William Lodewyk Crowther was a Tasmanian politician who served as the 14th Premier of Tasmania from December 1878 to October 1879. He was born on April 15, 1817, in Haarlem, Netherlands, and later moved to Hobart, Tasmania, where he pursued a career in medicine and became a prominent surgeon.
Crowther’s political career began in 1866 when he was elected to the Tasmanian Legislative Council. He later served in the Tasmanian House of Assembly, where he was appointed as Premier in 1878.
Despite his political accomplishments, Crowther’s legacy is marred by his involvement in the removal of Indigenous remains. In 1869, he and a group of men exhumed the body of William Lanne, believed to be the last full-blooded Aboriginal Tasmanian male. Crowther had Lanne’s skull sent to the Royal College of Surgeons in London for preservation, an act that was widely criticized as disrespectful and unethical.
Crowther died on April 12, 1885, in Hobart, Tasmania. His legacy continues to be debated and his role in the removal of Indigenous remains remains controversial.
In 2018, a statue of Crowther was erected in Franklin Square in Hobart, which sparked controversy and protests from Indigenous Tasmanians and their allies.

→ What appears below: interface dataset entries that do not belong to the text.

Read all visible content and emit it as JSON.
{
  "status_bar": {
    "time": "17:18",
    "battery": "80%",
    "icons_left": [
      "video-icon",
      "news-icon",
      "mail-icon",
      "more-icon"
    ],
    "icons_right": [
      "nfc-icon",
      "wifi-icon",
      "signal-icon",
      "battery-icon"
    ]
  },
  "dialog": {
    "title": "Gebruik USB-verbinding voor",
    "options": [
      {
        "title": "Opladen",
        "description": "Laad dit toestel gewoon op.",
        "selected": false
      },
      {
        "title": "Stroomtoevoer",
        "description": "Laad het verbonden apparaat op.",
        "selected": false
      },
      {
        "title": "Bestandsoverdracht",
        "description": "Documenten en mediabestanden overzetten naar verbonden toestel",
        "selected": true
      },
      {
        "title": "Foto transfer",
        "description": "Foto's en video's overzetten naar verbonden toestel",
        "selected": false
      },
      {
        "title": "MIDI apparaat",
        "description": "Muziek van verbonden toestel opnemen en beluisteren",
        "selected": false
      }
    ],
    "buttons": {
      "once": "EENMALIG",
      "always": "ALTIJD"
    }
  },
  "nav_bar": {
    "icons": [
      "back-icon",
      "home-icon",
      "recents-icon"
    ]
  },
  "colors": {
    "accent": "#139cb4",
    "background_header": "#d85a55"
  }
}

The statue was ultimately removed in 2020, following growing pressure and a public petition.